▸ **Dataset extract**:

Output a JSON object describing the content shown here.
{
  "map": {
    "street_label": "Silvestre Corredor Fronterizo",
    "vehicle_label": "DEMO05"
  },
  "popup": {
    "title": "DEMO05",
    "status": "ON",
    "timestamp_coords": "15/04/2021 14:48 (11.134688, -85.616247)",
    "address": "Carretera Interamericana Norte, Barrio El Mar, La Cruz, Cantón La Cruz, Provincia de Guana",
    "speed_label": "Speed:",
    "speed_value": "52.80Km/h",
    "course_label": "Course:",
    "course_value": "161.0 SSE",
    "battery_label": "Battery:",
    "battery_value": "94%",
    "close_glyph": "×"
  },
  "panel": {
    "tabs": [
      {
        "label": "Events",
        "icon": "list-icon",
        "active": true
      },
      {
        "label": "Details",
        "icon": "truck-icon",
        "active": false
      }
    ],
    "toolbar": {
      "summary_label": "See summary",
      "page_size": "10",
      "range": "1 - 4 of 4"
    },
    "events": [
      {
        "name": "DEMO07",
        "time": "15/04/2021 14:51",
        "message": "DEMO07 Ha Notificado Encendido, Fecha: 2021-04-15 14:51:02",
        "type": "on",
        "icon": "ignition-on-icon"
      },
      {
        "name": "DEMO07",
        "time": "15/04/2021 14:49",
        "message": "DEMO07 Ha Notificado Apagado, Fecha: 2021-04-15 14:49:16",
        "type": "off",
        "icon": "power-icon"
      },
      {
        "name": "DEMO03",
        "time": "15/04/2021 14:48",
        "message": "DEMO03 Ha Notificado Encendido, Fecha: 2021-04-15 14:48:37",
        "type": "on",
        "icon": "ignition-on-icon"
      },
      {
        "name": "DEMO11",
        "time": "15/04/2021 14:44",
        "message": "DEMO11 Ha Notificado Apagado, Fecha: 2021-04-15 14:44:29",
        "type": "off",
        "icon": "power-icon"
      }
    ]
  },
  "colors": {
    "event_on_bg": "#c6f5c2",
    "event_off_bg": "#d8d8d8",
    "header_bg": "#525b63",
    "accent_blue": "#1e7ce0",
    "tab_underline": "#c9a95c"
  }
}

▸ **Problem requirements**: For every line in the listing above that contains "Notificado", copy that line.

▸ **Answer for this exercise**:
        "message": "DEMO07 Ha Notificado Encendido, Fecha: 2021-04-15 14:51:02",
        "message": "DEMO07 Ha Notificado Apagado, Fecha: 2021-04-15 14:49:16",
        "message": "DEMO03 Ha Notificado Encendido, Fecha: 2021-04-15 14:48:37",
        "message": "DEMO11 Ha Notificado Apagado, Fecha: 2021-04-15 14:44:29",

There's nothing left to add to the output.